November 19
Hanno Lustig, Stanford University
"The Government Risk Premium Puzzle"
Host: Alonso Villacorta
The market value of outstanding government debt reflects the expected present discounted value of current and future primary surpluses. When the discount rate is consistent with the term structure of interest rates and equity prices and government spending growth dynamics are estimated from the data, a government risk premium puzzle emerges. Since tax revenues are pro-cyclical while government spending is counter-cyclical, the tax revenue claim has a higher risk premium and a lower value than the spending claim. This makes the value of the surplus claim negative, and implies that the U.S. government should be a creditor rather than a debtor. We resolve this puzzle by postulating a small but persistent component in expected spending growth, and infer it from the market value of the outstanding government bond portfolio. This component offsets the pro-cyclical movements in current surpluses, reducing its risk and increasing its value. The resulting model is used to study the optimal maturity structure of government debt, and to quantify deviations of the observed portfolio from the optimal one.

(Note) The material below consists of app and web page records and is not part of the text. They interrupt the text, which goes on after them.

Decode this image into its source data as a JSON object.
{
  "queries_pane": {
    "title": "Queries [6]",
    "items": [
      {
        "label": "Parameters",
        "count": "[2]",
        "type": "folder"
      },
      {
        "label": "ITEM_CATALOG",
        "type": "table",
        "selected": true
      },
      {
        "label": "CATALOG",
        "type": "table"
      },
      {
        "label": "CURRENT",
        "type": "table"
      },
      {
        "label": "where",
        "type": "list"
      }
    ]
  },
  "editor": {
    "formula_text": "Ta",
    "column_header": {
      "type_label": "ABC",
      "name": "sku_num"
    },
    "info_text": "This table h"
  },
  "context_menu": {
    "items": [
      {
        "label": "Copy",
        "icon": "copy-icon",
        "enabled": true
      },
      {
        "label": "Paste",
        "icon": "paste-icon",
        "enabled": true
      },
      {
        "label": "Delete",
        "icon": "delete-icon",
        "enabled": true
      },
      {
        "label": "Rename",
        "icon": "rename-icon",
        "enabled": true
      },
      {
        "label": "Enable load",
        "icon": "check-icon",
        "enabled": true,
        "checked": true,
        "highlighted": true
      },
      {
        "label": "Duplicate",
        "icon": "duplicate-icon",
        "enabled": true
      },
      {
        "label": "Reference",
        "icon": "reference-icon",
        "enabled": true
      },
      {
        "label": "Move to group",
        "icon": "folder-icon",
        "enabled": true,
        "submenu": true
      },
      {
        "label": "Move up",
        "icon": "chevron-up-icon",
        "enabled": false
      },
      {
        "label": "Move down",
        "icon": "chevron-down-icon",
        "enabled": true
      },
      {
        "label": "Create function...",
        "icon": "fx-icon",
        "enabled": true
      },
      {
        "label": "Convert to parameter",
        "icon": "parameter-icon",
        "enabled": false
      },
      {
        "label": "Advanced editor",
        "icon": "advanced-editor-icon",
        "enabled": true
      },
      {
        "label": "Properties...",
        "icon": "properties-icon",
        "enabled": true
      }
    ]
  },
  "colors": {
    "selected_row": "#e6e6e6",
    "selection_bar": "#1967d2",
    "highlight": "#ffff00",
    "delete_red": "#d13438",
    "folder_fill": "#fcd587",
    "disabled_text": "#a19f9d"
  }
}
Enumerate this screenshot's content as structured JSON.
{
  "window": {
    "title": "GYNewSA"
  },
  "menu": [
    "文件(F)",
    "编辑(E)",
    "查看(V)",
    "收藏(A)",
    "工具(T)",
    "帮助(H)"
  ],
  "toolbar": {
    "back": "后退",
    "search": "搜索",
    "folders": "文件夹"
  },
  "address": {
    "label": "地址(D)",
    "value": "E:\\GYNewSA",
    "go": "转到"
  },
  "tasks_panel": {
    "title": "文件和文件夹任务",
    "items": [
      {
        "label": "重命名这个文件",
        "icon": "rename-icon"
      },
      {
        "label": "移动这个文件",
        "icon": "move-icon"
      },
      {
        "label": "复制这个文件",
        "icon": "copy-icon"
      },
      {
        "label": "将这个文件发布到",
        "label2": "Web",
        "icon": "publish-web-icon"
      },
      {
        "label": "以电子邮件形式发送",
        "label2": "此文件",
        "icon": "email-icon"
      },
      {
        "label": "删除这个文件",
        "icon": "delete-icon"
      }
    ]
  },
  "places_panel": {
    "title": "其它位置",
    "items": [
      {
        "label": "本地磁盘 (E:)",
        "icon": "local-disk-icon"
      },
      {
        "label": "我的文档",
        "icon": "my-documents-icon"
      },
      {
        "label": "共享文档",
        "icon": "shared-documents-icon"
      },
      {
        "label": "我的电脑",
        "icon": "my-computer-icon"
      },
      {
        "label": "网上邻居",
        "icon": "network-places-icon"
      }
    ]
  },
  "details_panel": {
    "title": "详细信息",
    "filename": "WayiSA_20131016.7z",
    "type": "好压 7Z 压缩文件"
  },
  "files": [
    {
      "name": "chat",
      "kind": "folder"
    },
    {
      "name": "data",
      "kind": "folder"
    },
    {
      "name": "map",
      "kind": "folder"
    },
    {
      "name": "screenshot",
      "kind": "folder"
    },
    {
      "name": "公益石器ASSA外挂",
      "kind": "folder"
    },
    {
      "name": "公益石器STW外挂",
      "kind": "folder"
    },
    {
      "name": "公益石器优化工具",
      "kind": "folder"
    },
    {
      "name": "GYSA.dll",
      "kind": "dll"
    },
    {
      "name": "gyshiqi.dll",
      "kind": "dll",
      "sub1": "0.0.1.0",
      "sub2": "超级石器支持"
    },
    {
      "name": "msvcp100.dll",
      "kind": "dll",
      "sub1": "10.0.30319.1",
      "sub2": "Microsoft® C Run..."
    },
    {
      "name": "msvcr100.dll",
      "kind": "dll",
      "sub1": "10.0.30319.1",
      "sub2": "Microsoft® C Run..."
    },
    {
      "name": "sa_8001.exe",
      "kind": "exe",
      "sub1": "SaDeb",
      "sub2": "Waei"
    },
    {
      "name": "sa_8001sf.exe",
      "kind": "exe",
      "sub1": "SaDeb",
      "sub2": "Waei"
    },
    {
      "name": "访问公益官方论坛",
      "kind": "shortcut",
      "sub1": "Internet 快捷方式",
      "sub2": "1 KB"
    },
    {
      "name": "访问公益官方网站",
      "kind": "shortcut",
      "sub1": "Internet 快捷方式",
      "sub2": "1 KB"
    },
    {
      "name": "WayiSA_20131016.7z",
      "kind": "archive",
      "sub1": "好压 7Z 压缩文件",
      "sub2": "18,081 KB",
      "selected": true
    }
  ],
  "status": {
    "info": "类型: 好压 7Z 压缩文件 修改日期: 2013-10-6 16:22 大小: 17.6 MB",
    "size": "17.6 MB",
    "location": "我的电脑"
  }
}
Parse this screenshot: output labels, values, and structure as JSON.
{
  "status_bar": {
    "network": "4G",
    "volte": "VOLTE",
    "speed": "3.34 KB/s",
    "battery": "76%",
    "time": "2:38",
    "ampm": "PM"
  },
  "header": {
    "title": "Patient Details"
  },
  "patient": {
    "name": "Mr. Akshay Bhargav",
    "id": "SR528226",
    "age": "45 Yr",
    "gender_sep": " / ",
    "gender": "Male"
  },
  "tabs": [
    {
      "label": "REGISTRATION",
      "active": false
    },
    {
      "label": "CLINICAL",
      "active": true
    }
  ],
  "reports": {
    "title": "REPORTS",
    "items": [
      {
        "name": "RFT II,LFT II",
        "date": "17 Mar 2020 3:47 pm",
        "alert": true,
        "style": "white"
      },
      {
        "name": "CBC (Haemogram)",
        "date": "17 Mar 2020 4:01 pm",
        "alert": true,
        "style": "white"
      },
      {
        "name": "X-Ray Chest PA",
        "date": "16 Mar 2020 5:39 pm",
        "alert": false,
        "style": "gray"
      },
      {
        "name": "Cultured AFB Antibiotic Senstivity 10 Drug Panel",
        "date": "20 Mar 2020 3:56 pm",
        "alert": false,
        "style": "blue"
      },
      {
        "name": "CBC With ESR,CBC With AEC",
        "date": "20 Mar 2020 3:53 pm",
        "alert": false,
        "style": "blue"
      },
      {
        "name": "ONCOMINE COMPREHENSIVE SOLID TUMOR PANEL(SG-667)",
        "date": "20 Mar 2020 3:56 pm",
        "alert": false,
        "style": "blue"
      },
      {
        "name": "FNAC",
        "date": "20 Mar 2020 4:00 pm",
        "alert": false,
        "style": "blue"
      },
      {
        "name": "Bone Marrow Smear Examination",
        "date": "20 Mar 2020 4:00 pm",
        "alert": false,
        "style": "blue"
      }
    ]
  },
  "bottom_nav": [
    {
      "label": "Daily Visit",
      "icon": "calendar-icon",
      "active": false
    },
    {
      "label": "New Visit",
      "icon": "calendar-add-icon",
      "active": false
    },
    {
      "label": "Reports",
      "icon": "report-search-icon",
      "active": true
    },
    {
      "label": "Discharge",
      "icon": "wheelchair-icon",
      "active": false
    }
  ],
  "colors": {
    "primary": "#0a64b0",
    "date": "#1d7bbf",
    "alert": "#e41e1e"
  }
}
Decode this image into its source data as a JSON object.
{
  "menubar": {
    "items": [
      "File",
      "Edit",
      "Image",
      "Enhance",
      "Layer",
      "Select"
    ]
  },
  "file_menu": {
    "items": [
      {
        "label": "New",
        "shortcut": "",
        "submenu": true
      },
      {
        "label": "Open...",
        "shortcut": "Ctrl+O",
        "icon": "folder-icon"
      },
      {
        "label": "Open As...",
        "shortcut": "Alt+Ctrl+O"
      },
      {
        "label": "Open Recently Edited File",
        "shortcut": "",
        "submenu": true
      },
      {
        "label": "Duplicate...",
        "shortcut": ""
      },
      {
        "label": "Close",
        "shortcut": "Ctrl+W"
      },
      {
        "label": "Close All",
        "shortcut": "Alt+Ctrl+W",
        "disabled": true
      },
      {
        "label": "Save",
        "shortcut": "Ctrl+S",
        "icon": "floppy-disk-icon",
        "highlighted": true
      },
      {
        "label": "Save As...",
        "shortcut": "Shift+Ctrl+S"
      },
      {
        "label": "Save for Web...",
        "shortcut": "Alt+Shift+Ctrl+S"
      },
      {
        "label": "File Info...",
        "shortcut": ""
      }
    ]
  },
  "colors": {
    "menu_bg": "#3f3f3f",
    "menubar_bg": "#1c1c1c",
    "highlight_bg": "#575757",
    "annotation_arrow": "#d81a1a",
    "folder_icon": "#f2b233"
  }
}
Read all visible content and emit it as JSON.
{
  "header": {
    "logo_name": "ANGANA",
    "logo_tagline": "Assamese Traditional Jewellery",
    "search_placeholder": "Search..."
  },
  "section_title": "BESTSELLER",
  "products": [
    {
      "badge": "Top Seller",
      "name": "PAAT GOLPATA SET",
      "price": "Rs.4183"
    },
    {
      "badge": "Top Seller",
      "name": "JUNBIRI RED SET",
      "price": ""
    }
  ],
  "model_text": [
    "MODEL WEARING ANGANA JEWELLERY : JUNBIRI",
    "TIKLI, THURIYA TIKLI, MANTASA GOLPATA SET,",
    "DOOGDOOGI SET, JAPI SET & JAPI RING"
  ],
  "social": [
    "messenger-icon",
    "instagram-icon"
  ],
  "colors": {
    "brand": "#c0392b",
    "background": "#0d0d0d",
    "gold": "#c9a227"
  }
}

November 26 - CANCELLED
Julian Begenau, Stanford GSB
"Financial Regulation in a Quantitative Model of the Modern Banking System"
Host: Grace Gu / Alonso Villacorta
How does the shadow banking system respond to changes in capital regulation of commercial banks? We propose a tractable quantitative general equilibrium model with regulated and unregulated banks to study the unintended consequences of capital requirements. Tightening the capital requirement from the status quo leads to a safer banking system despite riskier shadow banking activity. A reduction in aggregate liquidity provision decreases the funding costs of all banks, raising profits and investment. Calibrating the model to data on financial institutions in the U.S., the optimal capital requirement is around 17%.